An exact copy of all the data below is required.

=-=-=-=-=

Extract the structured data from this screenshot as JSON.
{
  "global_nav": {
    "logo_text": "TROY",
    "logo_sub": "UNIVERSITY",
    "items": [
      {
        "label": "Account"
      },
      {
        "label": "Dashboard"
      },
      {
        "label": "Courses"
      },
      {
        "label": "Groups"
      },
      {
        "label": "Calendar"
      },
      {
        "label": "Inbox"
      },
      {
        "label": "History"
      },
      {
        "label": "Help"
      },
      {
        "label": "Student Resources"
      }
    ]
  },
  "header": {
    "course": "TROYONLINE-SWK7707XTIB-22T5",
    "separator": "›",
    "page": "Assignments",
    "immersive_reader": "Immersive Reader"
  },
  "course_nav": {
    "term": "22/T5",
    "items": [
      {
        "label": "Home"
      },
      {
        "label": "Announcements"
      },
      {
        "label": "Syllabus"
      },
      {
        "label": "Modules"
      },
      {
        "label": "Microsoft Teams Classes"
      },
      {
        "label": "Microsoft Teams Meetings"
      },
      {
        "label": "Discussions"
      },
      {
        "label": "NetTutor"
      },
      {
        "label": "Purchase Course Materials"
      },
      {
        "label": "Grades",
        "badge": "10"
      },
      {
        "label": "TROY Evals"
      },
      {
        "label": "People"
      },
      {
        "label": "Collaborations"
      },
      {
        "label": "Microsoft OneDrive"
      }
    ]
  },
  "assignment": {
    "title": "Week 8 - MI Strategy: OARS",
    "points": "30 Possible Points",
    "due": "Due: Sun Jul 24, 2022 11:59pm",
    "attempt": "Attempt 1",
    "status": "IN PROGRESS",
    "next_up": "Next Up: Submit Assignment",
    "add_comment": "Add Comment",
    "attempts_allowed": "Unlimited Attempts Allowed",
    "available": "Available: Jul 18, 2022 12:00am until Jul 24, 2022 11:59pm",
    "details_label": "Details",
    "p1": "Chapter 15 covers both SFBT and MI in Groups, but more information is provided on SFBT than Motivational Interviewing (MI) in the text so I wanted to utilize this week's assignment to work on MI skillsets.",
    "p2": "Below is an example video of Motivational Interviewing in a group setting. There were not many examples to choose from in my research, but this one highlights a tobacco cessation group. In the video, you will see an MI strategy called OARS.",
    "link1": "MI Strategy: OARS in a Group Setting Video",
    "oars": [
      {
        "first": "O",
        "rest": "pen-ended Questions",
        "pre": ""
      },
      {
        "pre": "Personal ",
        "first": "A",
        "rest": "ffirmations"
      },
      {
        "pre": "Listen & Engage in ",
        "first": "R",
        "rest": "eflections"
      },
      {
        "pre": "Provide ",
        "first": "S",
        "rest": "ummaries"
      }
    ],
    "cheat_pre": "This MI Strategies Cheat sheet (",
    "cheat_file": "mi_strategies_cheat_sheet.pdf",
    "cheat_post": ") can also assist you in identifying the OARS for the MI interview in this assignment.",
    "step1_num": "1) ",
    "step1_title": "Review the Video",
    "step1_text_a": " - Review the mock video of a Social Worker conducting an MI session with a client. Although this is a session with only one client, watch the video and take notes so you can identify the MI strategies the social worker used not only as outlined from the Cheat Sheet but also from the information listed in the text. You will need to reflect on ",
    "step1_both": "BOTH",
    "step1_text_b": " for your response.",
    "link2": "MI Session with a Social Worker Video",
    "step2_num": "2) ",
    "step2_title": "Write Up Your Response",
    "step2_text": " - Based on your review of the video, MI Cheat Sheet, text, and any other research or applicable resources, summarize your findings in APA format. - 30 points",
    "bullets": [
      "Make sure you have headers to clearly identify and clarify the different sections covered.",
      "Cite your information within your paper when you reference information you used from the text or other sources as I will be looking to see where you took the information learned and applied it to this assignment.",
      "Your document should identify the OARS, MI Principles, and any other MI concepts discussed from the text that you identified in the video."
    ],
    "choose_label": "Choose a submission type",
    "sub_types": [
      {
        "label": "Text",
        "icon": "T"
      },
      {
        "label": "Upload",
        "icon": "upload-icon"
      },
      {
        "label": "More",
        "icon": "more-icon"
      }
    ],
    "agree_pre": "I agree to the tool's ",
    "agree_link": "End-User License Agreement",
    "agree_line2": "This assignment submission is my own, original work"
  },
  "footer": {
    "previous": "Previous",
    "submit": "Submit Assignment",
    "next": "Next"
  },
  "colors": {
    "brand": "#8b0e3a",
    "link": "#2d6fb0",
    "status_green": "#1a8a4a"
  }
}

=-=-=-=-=

> Written solution
Extract the structured data from this screenshot as JSON.
{
  "global_nav": {
    "logo_text": "TROY",
    "logo_sub": "UNIVERSITY",
    "items": [
      {
        "label": "Account"
      },
      {
        "label": "Dashboard"
      },
      {
        "label": "Courses"
      },
      {
        "label": "Groups"
      },
      {
        "label": "Calendar"
      },
      {
        "label": "Inbox"
      },
      {
        "label": "History"
      },
      {
        "label": "Help"
      },
      {
        "label": "Student Resources"
      }
    ]
  },
  "header": {
    "course": "TROYONLINE-SWK7707XTIB-22T5",
    "separator": "›",
    "page": "Assignments",
    "immersive_reader": "Immersive Reader"
  },
  "course_nav": {
    "term": "22/T5",
    "items": [
      {
        "label": "Home"
      },
      {
        "label": "Announcements"
      },
      {
        "label": "Syllabus"
      },
      {
        "label": "Modules"
      },
      {
        "label": "Microsoft Teams Classes"
      },
      {
        "label": "Microsoft Teams Meetings"
      },
      {
        "label": "Discussions"
      },
      {
        "label": "NetTutor"
      },
      {
        "label": "Purchase Course Materials"
      },
      {
        "label": "Grades",
        "badge": "10"
      },
      {
        "label": "TROY Evals"
      },
      {
        "label": "People"
      },
      {
        "label": "Collaborations"
      },
      {
        "label": "Microsoft OneDrive"
      }
    ]
  },
  "assignment": {
    "title": "Week 8 - MI Strategy: OARS",
    "points": "30 Possible Points",
    "due": "Due: Sun Jul 24, 2022 11:59pm",
    "attempt": "Attempt 1",
    "status": "IN PROGRESS",
    "next_up": "Next Up: Submit Assignment",
    "add_comment": "Add Comment",
    "attempts_allowed": "Unlimited Attempts Allowed",
    "available": "Available: Jul 18, 2022 12:00am until Jul 24, 2022 11:59pm",
    "details_label": "Details",
    "p1": "Chapter 15 covers both SFBT and MI in Groups, but more information is provided on SFBT than Motivational Interviewing (MI) in the text so I wanted to utilize this week's assignment to work on MI skillsets.",
    "p2": "Below is an example video of Motivational Interviewing in a group setting. There were not many examples to choose from in my research, but this one highlights a tobacco cessation group. In the video, you will see an MI strategy called OARS.",
    "link1": "MI Strategy: OARS in a Group Setting Video",
    "oars": [
      {
        "first": "O",
        "rest": "pen-ended Questions",
        "pre": ""
      },
      {
        "pre": "Personal ",
        "first": "A",
        "rest": "ffirmations"
      },
      {
        "pre": "Listen & Engage in ",
        "first": "R",
        "rest": "eflections"
      },
      {
        "pre": "Provide ",
        "first": "S",
        "rest": "ummaries"
      }
    ],
    "cheat_pre": "This MI Strategies Cheat sheet (",
    "cheat_file": "mi_strategies_cheat_sheet.pdf",
    "cheat_post": ") can also assist you in identifying the OARS for the MI interview in this assignment.",
    "step1_num": "1) ",
    "step1_title": "Review the Video",
    "step1_text_a": " - Review the mock video of a Social Worker conducting an MI session with a client. Although this is a session with only one client, watch the video and take notes so you can identify the MI strategies the social worker used not only as outlined from the Cheat Sheet but also from the information listed in the text. You will need to reflect on ",
    "step1_both": "BOTH",
    "step1_text_b": " for your response.",
    "link2": "MI Session with a Social Worker Video",
    "step2_num": "2) ",
    "step2_title": "Write Up Your Response",
    "step2_text": " - Based on your review of the video, MI Cheat Sheet, text, and any other research or applicable resources, summarize your findings in APA format. - 30 points",
    "bullets": [
      "Make sure you have headers to clearly identify and clarify the different sections covered.",
      "Cite your information within your paper when you reference information you used from the text or other sources as I will be looking to see where you took the information learned and applied it to this assignment.",
      "Your document should identify the OARS, MI Principles, and any other MI concepts discussed from the text that you identified in the video."
    ],
    "choose_label": "Choose a submission type",
    "sub_types": [
      {
        "label": "Text",
        "icon": "T"
      },
      {
        "label": "Upload",
        "icon": "upload-icon"
      },
      {
        "label": "More",
        "icon": "more-icon"
      }
    ],
    "agree_pre": "I agree to the tool's ",
    "agree_link": "End-User License Agreement",
    "agree_line2": "This assignment submission is my own, original work"
  },
  "footer": {
    "previous": "Previous",
    "submit": "Submit Assignment",
    "next": "Next"
  },
  "colors": {
    "brand": "#8b0e3a",
    "link": "#2d6fb0",
    "status_green": "#1a8a4a"
  }
}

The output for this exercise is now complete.